§ **Your assignment**
If a line in the records below contains the word "Park", copy it.

§ **Dataset extract**
-------
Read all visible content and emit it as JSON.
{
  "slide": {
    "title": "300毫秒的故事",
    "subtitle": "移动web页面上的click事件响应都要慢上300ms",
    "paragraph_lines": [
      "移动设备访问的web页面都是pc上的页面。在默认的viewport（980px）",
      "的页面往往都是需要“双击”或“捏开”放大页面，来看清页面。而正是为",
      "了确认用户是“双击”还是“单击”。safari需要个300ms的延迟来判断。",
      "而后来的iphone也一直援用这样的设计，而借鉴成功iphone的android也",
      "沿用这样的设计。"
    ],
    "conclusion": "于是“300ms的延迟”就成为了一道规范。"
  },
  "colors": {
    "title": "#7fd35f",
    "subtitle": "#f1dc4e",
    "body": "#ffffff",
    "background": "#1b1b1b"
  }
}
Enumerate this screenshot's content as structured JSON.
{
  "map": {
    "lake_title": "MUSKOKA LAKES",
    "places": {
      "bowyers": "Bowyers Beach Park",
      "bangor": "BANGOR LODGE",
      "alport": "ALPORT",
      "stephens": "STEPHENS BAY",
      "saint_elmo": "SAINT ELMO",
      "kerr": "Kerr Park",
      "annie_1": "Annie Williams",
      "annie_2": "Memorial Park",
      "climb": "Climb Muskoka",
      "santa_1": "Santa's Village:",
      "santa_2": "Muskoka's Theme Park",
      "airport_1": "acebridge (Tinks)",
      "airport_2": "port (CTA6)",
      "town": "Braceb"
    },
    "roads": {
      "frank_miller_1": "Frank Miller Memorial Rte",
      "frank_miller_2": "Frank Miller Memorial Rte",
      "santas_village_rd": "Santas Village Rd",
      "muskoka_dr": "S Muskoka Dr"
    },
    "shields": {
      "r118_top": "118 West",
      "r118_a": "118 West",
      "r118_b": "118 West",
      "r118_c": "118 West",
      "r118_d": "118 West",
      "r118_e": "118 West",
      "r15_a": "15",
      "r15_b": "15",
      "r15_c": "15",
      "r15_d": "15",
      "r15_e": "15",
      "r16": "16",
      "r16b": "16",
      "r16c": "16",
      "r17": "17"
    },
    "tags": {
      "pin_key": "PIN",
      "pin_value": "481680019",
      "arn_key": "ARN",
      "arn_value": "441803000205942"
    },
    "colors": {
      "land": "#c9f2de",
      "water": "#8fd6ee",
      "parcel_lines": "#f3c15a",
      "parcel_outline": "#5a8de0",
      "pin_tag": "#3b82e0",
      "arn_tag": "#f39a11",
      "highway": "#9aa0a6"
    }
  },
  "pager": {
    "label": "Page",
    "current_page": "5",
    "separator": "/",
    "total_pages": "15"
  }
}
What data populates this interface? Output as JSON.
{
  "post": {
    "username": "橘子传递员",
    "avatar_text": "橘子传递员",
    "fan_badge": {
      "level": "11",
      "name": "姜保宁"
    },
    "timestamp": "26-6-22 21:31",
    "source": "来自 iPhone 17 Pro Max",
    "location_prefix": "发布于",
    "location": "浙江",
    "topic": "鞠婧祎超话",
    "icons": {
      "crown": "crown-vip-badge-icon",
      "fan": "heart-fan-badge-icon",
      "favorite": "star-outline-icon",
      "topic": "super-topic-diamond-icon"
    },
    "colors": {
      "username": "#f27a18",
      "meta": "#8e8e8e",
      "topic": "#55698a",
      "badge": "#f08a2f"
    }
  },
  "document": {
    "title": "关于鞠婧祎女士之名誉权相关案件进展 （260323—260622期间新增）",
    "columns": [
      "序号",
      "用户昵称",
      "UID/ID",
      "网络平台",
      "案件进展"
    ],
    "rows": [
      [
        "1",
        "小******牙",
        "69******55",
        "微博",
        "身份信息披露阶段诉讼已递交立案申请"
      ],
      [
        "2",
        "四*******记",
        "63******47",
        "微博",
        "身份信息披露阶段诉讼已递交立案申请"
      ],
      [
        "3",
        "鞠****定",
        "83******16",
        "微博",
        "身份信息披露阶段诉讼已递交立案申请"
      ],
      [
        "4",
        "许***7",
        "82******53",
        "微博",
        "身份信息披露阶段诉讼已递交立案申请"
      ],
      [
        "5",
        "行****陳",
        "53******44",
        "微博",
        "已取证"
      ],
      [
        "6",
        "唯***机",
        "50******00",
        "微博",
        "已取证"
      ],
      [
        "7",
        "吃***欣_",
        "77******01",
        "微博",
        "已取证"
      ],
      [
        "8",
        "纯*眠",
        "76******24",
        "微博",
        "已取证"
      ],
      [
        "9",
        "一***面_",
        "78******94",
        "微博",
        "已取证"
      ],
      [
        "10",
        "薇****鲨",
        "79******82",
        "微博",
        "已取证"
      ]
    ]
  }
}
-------
§ **Answer box**
      "bowyers": "Bowyers Beach Park",
      "kerr": "Kerr Park",
      "annie_2": "Memorial Park",
      "santa_2": "Muskoka's Theme Park",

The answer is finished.